EXERCISE DIRECTIONS. Would you reproduce all of the entries exactly?

[[ PROVIDED INFORMATION, beginning ]]

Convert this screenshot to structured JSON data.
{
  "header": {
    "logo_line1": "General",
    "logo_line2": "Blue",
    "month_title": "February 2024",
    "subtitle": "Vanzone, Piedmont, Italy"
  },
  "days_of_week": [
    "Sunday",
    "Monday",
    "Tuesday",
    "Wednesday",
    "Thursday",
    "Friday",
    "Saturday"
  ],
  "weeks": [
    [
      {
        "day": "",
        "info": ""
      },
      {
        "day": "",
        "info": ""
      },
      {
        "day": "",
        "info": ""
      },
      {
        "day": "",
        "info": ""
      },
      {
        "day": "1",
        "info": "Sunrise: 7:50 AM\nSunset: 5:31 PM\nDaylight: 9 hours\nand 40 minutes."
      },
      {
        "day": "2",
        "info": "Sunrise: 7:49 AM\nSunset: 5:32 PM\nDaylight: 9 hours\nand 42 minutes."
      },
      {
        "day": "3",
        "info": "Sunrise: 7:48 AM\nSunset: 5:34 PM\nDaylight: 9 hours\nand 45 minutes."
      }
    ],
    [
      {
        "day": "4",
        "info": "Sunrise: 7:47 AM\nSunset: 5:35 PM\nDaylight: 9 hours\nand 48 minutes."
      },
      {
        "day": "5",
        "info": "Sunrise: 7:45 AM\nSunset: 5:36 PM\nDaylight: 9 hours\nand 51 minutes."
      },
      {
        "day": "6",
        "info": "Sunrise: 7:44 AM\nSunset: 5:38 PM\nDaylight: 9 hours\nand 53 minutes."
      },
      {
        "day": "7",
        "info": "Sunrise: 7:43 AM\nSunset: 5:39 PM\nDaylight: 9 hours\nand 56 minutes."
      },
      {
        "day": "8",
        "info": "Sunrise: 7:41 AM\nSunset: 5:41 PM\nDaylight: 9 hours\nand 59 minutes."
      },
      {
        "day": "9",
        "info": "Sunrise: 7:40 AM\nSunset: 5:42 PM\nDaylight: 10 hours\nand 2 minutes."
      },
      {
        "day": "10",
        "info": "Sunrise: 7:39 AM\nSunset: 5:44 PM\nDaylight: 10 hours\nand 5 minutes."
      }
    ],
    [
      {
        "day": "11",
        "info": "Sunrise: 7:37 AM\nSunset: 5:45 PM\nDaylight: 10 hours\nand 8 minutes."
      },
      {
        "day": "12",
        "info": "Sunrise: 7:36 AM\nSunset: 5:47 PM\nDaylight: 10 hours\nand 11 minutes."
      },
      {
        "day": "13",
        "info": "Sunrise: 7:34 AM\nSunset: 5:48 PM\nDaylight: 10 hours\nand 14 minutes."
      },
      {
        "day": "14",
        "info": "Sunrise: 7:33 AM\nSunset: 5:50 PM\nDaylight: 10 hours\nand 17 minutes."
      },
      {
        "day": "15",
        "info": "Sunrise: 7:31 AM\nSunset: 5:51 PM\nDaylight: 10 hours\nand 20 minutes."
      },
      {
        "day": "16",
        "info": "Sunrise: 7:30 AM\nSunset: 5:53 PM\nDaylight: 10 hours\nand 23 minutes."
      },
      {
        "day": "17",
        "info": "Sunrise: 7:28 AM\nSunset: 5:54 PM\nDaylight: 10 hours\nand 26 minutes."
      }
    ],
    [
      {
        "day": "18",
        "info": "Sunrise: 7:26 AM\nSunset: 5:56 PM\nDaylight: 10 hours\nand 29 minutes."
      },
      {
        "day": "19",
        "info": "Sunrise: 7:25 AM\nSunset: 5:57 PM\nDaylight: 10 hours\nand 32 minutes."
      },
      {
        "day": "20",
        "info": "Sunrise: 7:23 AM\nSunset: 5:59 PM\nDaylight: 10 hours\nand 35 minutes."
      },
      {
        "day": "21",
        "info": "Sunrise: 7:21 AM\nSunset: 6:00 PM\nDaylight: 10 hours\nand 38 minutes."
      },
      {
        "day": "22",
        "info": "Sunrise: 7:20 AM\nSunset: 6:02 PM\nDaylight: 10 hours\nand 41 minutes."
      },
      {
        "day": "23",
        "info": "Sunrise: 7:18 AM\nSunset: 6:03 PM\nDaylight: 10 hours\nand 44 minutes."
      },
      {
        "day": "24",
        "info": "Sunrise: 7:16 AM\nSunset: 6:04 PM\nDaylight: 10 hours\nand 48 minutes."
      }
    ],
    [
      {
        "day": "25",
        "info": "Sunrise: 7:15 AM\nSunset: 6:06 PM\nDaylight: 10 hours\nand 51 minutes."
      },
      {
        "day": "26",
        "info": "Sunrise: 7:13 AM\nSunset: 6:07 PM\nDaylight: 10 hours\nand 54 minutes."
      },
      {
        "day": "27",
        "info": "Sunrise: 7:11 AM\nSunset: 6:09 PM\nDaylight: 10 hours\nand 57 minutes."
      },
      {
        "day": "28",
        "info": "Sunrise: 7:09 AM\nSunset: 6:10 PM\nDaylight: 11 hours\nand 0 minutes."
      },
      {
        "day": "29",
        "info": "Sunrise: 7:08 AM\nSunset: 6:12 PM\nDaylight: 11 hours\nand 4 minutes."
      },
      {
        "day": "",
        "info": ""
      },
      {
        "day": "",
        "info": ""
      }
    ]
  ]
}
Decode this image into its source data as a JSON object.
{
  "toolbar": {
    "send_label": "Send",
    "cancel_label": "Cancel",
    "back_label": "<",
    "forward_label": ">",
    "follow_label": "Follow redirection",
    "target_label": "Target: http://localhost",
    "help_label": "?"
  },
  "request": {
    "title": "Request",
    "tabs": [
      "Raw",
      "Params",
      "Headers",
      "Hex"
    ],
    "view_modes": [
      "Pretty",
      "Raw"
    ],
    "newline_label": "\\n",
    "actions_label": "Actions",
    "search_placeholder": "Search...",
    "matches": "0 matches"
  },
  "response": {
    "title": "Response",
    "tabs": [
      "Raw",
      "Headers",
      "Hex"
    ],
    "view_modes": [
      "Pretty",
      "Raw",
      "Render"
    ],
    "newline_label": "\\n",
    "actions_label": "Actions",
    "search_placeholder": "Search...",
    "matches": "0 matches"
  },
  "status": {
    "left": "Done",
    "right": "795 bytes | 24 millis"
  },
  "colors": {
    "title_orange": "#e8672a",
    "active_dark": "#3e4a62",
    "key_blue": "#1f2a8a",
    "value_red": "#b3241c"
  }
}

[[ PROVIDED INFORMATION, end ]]

THE ANSWER.
Convert this screenshot to structured JSON data.
{
  "header": {
    "logo_line1": "General",
    "logo_line2": "Blue",
    "month_title": "February 2024",
    "subtitle": "Vanzone, Piedmont, Italy"
  },
  "days_of_week": [
    "Sunday",
    "Monday",
    "Tuesday",
    "Wednesday",
    "Thursday",
    "Friday",
    "Saturday"
  ],
  "weeks": [
    [
      {
        "day": "",
        "info": ""
      },
      {
        "day": "",
        "info": ""
      },
      {
        "day": "",
        "info": ""
      },
      {
        "day": "",
        "info": ""
      },
      {
        "day": "1",
        "info": "Sunrise: 7:50 AM\nSunset: 5:31 PM\nDaylight: 9 hours\nand 40 minutes."
      },
      {
        "day": "2",
        "info": "Sunrise: 7:49 AM\nSunset: 5:32 PM\nDaylight: 9 hours\nand 42 minutes."
      },
      {
        "day": "3",
        "info": "Sunrise: 7:48 AM\nSunset: 5:34 PM\nDaylight: 9 hours\nand 45 minutes."
      }
    ],
    [
      {
        "day": "4",
        "info": "Sunrise: 7:47 AM\nSunset: 5:35 PM\nDaylight: 9 hours\nand 48 minutes."
      },
      {
        "day": "5",
        "info": "Sunrise: 7:45 AM\nSunset: 5:36 PM\nDaylight: 9 hours\nand 51 minutes."
      },
      {
        "day": "6",
        "info": "Sunrise: 7:44 AM\nSunset: 5:38 PM\nDaylight: 9 hours\nand 53 minutes."
      },
      {
        "day": "7",
        "info": "Sunrise: 7:43 AM\nSunset: 5:39 PM\nDaylight: 9 hours\nand 56 minutes."
      },
      {
        "day": "8",
        "info": "Sunrise: 7:41 AM\nSunset: 5:41 PM\nDaylight: 9 hours\nand 59 minutes."
      },
      {
        "day": "9",
        "info": "Sunrise: 7:40 AM\nSunset: 5:42 PM\nDaylight: 10 hours\nand 2 minutes."
      },
      {
        "day": "10",
        "info": "Sunrise: 7:39 AM\nSunset: 5:44 PM\nDaylight: 10 hours\nand 5 minutes."
      }
    ],
    [
      {
        "day": "11",
        "info": "Sunrise: 7:37 AM\nSunset: 5:45 PM\nDaylight: 10 hours\nand 8 minutes."
      },
      {
        "day": "12",
        "info": "Sunrise: 7:36 AM\nSunset: 5:47 PM\nDaylight: 10 hours\nand 11 minutes."
      },
      {
        "day": "13",
        "info": "Sunrise: 7:34 AM\nSunset: 5:48 PM\nDaylight: 10 hours\nand 14 minutes."
      },
      {
        "day": "14",
        "info": "Sunrise: 7:33 AM\nSunset: 5:50 PM\nDaylight: 10 hours\nand 17 minutes."
      },
      {
        "day": "15",
        "info": "Sunrise: 7:31 AM\nSunset: 5:51 PM\nDaylight: 10 hours\nand 20 minutes."
      },
      {
        "day": "16",
        "info": "Sunrise: 7:30 AM\nSunset: 5:53 PM\nDaylight: 10 hours\nand 23 minutes."
      },
      {
        "day": "17",
        "info": "Sunrise: 7:28 AM\nSunset: 5:54 PM\nDaylight: 10 hours\nand 26 minutes."
      }
    ],
    [
      {
        "day": "18",
        "info": "Sunrise: 7:26 AM\nSunset: 5:56 PM\nDaylight: 10 hours\nand 29 minutes."
      },
      {
        "day": "19",
        "info": "Sunrise: 7:25 AM\nSunset: 5:57 PM\nDaylight: 10 hours\nand 32 minutes."
      },
      {
        "day": "20",
        "info": "Sunrise: 7:23 AM\nSunset: 5:59 PM\nDaylight: 10 hours\nand 35 minutes."
      },
      {
        "day": "21",
        "info": "Sunrise: 7:21 AM\nSunset: 6:00 PM\nDaylight: 10 hours\nand 38 minutes."
      },
      {
        "day": "22",
        "info": "Sunrise: 7:20 AM\nSunset: 6:02 PM\nDaylight: 10 hours\nand 41 minutes."
      },
      {
        "day": "23",
        "info": "Sunrise: 7:18 AM\nSunset: 6:03 PM\nDaylight: 10 hours\nand 44 minutes."
      },
      {
        "day": "24",
        "info": "Sunrise: 7:16 AM\nSunset: 6:04 PM\nDaylight: 10 hours\nand 48 minutes."
      }
    ],
    [
      {
        "day": "25",
        "info": "Sunrise: 7:15 AM\nSunset: 6:06 PM\nDaylight: 10 hours\nand 51 minutes."
      },
      {
        "day": "26",
        "info": "Sunrise: 7:13 AM\nSunset: 6:07 PM\nDaylight: 10 hours\nand 54 minutes."
      },
      {
        "day": "27",
        "info": "Sunrise: 7:11 AM\nSunset: 6:09 PM\nDaylight: 10 hours\nand 57 minutes."
      },
      {
        "day": "28",
        "info": "Sunrise: 7:09 AM\nSunset: 6:10 PM\nDaylight: 11 hours\nand 0 minutes."
      },
      {
        "day": "29",
        "info": "Sunrise: 7:08 AM\nSunset: 6:12 PM\nDaylight: 11 hours\nand 4 minutes."
      },
      {
        "day": "",
        "info": ""
      },
      {
        "day": "",
        "info": ""
      }
    ]
  ]
}
Decode this image into its source data as a JSON object.
{
  "toolbar": {
    "send_label": "Send",
    "cancel_label": "Cancel",
    "back_label": "<",
    "forward_label": ">",
    "follow_label": "Follow redirection",
    "target_label": "Target: http://localhost",
    "help_label": "?"
  },
  "request": {
    "title": "Request",
    "tabs": [
      "Raw",
      "Params",
      "Headers",
      "Hex"
    ],
    "view_modes": [
      "Pretty",
      "Raw"
    ],
    "newline_label": "\\n",
    "actions_label": "Actions",
    "search_placeholder": "Search...",
    "matches": "0 matches"
  },
  "response": {
    "title": "Response",
    "tabs": [
      "Raw",
      "Headers",
      "Hex"
    ],
    "view_modes": [
      "Pretty",
      "Raw",
      "Render"
    ],
    "newline_label": "\\n",
    "actions_label": "Actions",
    "search_placeholder": "Search...",
    "matches": "0 matches"
  },
  "status": {
    "left": "Done",
    "right": "795 bytes | 24 millis"
  },
  "colors": {
    "title_orange": "#e8672a",
    "active_dark": "#3e4a62",
    "key_blue": "#1f2a8a",
    "value_red": "#b3241c"
  }
}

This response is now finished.